GOAL OF THE EXERCISE: All of the data below is to be copied exactly.
(EXTRACTED ENTRIES Opens)
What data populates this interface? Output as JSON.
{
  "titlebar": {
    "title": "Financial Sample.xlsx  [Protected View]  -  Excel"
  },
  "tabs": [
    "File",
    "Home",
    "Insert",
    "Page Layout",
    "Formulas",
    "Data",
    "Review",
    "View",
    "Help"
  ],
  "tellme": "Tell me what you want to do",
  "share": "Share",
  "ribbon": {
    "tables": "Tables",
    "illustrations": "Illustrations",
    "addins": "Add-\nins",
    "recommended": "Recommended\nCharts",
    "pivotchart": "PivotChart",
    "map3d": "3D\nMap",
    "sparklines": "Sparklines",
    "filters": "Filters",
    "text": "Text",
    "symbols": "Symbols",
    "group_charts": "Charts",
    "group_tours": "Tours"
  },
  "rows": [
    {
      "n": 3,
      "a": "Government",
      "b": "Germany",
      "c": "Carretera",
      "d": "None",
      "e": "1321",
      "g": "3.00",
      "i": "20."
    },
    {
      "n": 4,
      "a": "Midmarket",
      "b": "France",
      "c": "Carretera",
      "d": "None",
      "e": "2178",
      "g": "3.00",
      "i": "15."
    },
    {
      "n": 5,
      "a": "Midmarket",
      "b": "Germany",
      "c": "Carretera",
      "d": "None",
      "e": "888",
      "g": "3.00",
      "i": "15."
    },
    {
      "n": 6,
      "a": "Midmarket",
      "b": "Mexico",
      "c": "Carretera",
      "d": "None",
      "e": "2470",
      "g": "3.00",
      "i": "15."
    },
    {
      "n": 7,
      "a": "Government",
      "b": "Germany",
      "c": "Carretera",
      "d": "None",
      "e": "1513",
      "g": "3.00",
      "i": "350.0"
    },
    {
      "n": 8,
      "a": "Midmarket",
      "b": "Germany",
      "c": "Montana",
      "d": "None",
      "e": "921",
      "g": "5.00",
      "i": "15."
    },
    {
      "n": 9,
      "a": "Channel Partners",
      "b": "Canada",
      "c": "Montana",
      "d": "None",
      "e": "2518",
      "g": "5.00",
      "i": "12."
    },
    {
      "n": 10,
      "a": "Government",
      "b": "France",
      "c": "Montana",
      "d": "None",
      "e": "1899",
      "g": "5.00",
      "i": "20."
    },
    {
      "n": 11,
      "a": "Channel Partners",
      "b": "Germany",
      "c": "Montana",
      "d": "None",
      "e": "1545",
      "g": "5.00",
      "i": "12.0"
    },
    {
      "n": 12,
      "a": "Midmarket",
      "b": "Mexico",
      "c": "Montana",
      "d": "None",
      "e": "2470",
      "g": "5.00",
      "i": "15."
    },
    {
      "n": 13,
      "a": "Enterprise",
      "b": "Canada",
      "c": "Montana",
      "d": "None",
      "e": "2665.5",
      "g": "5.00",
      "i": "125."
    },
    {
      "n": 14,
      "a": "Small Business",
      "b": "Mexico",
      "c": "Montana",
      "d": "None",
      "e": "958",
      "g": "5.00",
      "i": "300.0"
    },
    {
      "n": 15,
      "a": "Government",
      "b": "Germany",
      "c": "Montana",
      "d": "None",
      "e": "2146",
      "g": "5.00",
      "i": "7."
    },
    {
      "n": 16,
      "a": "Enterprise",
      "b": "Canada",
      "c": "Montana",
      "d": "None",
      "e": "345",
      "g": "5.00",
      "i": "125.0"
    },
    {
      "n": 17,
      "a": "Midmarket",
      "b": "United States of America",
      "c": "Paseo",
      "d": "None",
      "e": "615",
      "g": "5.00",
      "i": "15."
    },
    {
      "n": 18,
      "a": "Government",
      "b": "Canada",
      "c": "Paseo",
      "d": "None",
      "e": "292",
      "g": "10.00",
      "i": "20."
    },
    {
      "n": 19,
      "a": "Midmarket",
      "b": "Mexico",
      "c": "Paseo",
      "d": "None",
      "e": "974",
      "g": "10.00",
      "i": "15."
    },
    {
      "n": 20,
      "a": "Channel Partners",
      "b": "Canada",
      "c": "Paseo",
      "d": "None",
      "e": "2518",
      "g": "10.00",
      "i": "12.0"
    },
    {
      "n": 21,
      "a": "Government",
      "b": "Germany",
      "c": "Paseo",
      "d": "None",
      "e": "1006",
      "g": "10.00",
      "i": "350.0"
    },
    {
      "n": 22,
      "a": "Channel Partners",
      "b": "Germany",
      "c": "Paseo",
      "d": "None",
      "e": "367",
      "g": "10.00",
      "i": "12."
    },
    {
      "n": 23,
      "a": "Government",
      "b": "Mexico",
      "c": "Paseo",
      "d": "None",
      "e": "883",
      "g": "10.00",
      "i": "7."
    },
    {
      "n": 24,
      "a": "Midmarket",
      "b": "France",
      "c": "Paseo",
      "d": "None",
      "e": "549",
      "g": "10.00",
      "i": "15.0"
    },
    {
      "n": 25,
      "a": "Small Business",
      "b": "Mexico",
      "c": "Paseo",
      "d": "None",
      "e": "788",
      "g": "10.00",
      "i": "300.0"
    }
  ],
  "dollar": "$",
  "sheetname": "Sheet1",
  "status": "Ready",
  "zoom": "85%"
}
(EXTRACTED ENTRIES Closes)
COMPLETED TASK:
What data populates this interface? Output as JSON.
{
  "titlebar": {
    "title": "Financial Sample.xlsx  [Protected View]  -  Excel"
  },
  "tabs": [
    "File",
    "Home",
    "Insert",
    "Page Layout",
    "Formulas",
    "Data",
    "Review",
    "View",
    "Help"
  ],
  "tellme": "Tell me what you want to do",
  "share": "Share",
  "ribbon": {
    "tables": "Tables",
    "illustrations": "Illustrations",
    "addins": "Add-\nins",
    "recommended": "Recommended\nCharts",
    "pivotchart": "PivotChart",
    "map3d": "3D\nMap",
    "sparklines": "Sparklines",
    "filters": "Filters",
    "text": "Text",
    "symbols": "Symbols",
    "group_charts": "Charts",
    "group_tours": "Tours"
  },
  "rows": [
    {
      "n": 3,
      "a": "Government",
      "b": "Germany",
      "c": "Carretera",
      "d": "None",
      "e": "1321",
      "g": "3.00",
      "i": "20."
    },
    {
      "n": 4,
      "a": "Midmarket",
      "b": "France",
      "c": "Carretera",
      "d": "None",
      "e": "2178",
      "g": "3.00",
      "i": "15."
    },
    {
      "n": 5,
      "a": "Midmarket",
      "b": "Germany",
      "c": "Carretera",
      "d": "None",
      "e": "888",
      "g": "3.00",
      "i": "15."
    },
    {
      "n": 6,
      "a": "Midmarket",
      "b": "Mexico",
      "c": "Carretera",
      "d": "None",
      "e": "2470",
      "g": "3.00",
      "i": "15."
    },
    {
      "n": 7,
      "a": "Government",
      "b": "Germany",
      "c": "Carretera",
      "d": "None",
      "e": "1513",
      "g": "3.00",
      "i": "350.0"
    },
    {
      "n": 8,
      "a": "Midmarket",
      "b": "Germany",
      "c": "Montana",
      "d": "None",
      "e": "921",
      "g": "5.00",
      "i": "15."
    },
    {
      "n": 9,
      "a": "Channel Partners",
      "b": "Canada",
      "c": "Montana",
      "d": "None",
      "e": "2518",
      "g": "5.00",
      "i": "12."
    },
    {
      "n": 10,
      "a": "Government",
      "b": "France",
      "c": "Montana",
      "d": "None",
      "e": "1899",
      "g": "5.00",
      "i": "20."
    },
    {
      "n": 11,
      "a": "Channel Partners",
      "b": "Germany",
      "c": "Montana",
      "d": "None",
      "e": "1545",
      "g": "5.00",
      "i": "12.0"
    },
    {
      "n": 12,
      "a": "Midmarket",
      "b": "Mexico",
      "c": "Montana",
      "d": "None",
      "e": "2470",
      "g": "5.00",
      "i": "15."
    },
    {
      "n": 13,
      "a": "Enterprise",
      "b": "Canada",
      "c": "Montana",
      "d": "None",
      "e": "2665.5",
      "g": "5.00",
      "i": "125."
    },
    {
      "n": 14,
      "a": "Small Business",
      "b": "Mexico",
      "c": "Montana",
      "d": "None",
      "e": "958",
      "g": "5.00",
      "i": "300.0"
    },
    {
      "n": 15,
      "a": "Government",
      "b": "Germany",
      "c": "Montana",
      "d": "None",
      "e": "2146",
      "g": "5.00",
      "i": "7."
    },
    {
      "n": 16,
      "a": "Enterprise",
      "b": "Canada",
      "c": "Montana",
      "d": "None",
      "e": "345",
      "g": "5.00",
      "i": "125.0"
    },
    {
      "n": 17,
      "a": "Midmarket",
      "b": "United States of America",
      "c": "Paseo",
      "d": "None",
      "e": "615",
      "g": "5.00",
      "i": "15."
    },
    {
      "n": 18,
      "a": "Government",
      "b": "Canada",
      "c": "Paseo",
      "d": "None",
      "e": "292",
      "g": "10.00",
      "i": "20."
    },
    {
      "n": 19,
      "a": "Midmarket",
      "b": "Mexico",
      "c": "Paseo",
      "d": "None",
      "e": "974",
      "g": "10.00",
      "i": "15."
    },
    {
      "n": 20,
      "a": "Channel Partners",
      "b": "Canada",
      "c": "Paseo",
      "d": "None",
      "e": "2518",
      "g": "10.00",
      "i": "12.0"
    },
    {
      "n": 21,
      "a": "Government",
      "b": "Germany",
      "c": "Paseo",
      "d": "None",
      "e": "1006",
      "g": "10.00",
      "i": "350.0"
    },
    {
      "n": 22,
      "a": "Channel Partners",
      "b": "Germany",
      "c": "Paseo",
      "d": "None",
      "e": "367",
      "g": "10.00",
      "i": "12."
    },
    {
      "n": 23,
      "a": "Government",
      "b": "Mexico",
      "c": "Paseo",
      "d": "None",
      "e": "883",
      "g": "10.00",
      "i": "7."
    },
    {
      "n": 24,
      "a": "Midmarket",
      "b": "France",
      "c": "Paseo",
      "d": "None",
      "e": "549",
      "g": "10.00",
      "i": "15.0"
    },
    {
      "n": 25,
      "a": "Small Business",
      "b": "Mexico",
      "c": "Paseo",
      "d": "None",
      "e": "788",
      "g": "10.00",
      "i": "300.0"
    }
  ],
  "dollar": "$",
  "sheetname": "Sheet1",
  "status": "Ready",
  "zoom": "85%"
}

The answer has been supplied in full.